-------- Material for the task
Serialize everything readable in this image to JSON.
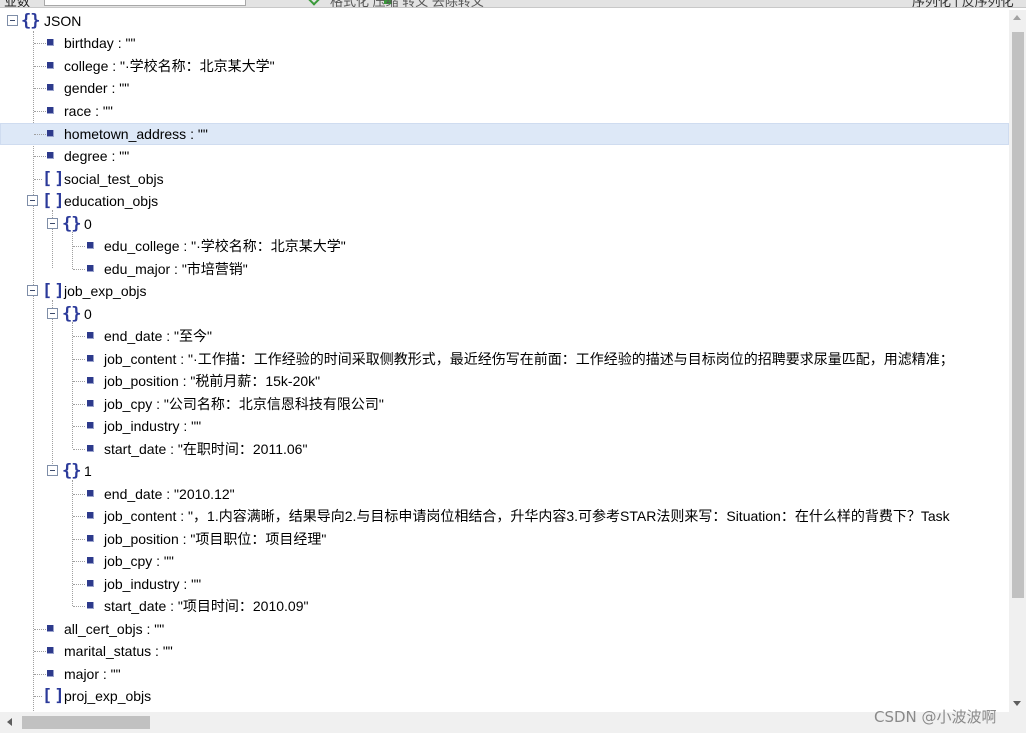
{
  "toolbar": {
    "left_fragment": "业数",
    "middle_fragment": "格式化  压缩  转义  去除转义",
    "right_fragment": "序列化 | 反序列化"
  },
  "tree": {
    "root_label": "JSON",
    "nodes": [
      {
        "label": "birthday : \"\""
      },
      {
        "label": "college : \"·学校名称：北京某大学\""
      },
      {
        "label": "gender : \"\""
      },
      {
        "label": "race : \"\""
      },
      {
        "label": "hometown_address : \"\""
      },
      {
        "label": "degree : \"\""
      },
      {
        "label": "social_test_objs"
      },
      {
        "label": "education_objs"
      },
      {
        "label": "0"
      },
      {
        "label": "edu_college : \"·学校名称：北京某大学\""
      },
      {
        "label": "edu_major : \"市培营销\""
      },
      {
        "label": "job_exp_objs"
      },
      {
        "label": "0"
      },
      {
        "label": "end_date : \"至今\""
      },
      {
        "label": "job_content : \"·工作描：工作经验的时间采取侧教形式，最近经伤写在前面：工作经验的描述与目标岗位的招聘要求尿量匹配，用滤精准；"
      },
      {
        "label": "job_position : \"税前月薪：15k-20k\""
      },
      {
        "label": "job_cpy : \"公司名称：北京信恩科技有限公司\""
      },
      {
        "label": "job_industry : \"\""
      },
      {
        "label": "start_date : \"在职时间：2011.06\""
      },
      {
        "label": "1"
      },
      {
        "label": "end_date : \"2010.12\""
      },
      {
        "label": "job_content : \"，1.内容满晰，结果导向2.与目标申请岗位相结合，升华内容3.可参考STAR法则来写：Situation：在什么样的背费下？Task"
      },
      {
        "label": "job_position : \"项目职位：项目经理\""
      },
      {
        "label": "job_cpy : \"\""
      },
      {
        "label": "job_industry : \"\""
      },
      {
        "label": "start_date : \"项目时间：2010.09\""
      },
      {
        "label": "all_cert_objs : \"\""
      },
      {
        "label": "marital_status : \"\""
      },
      {
        "label": "major : \"\""
      },
      {
        "label": "proj_exp_objs"
      }
    ]
  },
  "watermark": "CSDN @小波波啊"
}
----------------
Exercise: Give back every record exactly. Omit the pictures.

Result:
Serialize everything readable in this image to JSON.
{
  "toolbar": {
    "left_fragment": "业数",
    "middle_fragment": "格式化  压缩  转义  去除转义",
    "right_fragment": "序列化 | 反序列化"
  },
  "tree": {
    "root_label": "JSON",
    "nodes": [
      {
        "label": "birthday : \"\""
      },
      {
        "label": "college : \"·学校名称：北京某大学\""
      },
      {
        "label": "gender : \"\""
      },
      {
        "label": "race : \"\""
      },
      {
        "label": "hometown_address : \"\""
      },
      {
        "label": "degree : \"\""
      },
      {
        "label": "social_test_objs"
      },
      {
        "label": "education_objs"
      },
      {
        "label": "0"
      },
      {
        "label": "edu_college : \"·学校名称：北京某大学\""
      },
      {
        "label": "edu_major : \"市培营销\""
      },
      {
        "label": "job_exp_objs"
      },
      {
        "label": "0"
      },
      {
        "label": "end_date : \"至今\""
      },
      {
        "label": "job_content : \"·工作描：工作经验的时间采取侧教形式，最近经伤写在前面：工作经验的描述与目标岗位的招聘要求尿量匹配，用滤精准；"
      },
      {
        "label": "job_position : \"税前月薪：15k-20k\""
      },
      {
        "label": "job_cpy : \"公司名称：北京信恩科技有限公司\""
      },
      {
        "label": "job_industry : \"\""
      },
      {
        "label": "start_date : \"在职时间：2011.06\""
      },
      {
        "label": "1"
      },
      {
        "label": "end_date : \"2010.12\""
      },
      {
        "label": "job_content : \"，1.内容满晰，结果导向2.与目标申请岗位相结合，升华内容3.可参考STAR法则来写：Situation：在什么样的背费下？Task"
      },
      {
        "label": "job_position : \"项目职位：项目经理\""
      },
      {
        "label": "job_cpy : \"\""
      },
      {
        "label": "job_industry : \"\""
      },
      {
        "label": "start_date : \"项目时间：2010.09\""
      },
      {
        "label": "all_cert_objs : \"\""
      },
      {
        "label": "marital_status : \"\""
      },
      {
        "label": "major : \"\""
      },
      {
        "label": "proj_exp_objs"
      }
    ]
  },
  "watermark": "CSDN @小波波啊"
}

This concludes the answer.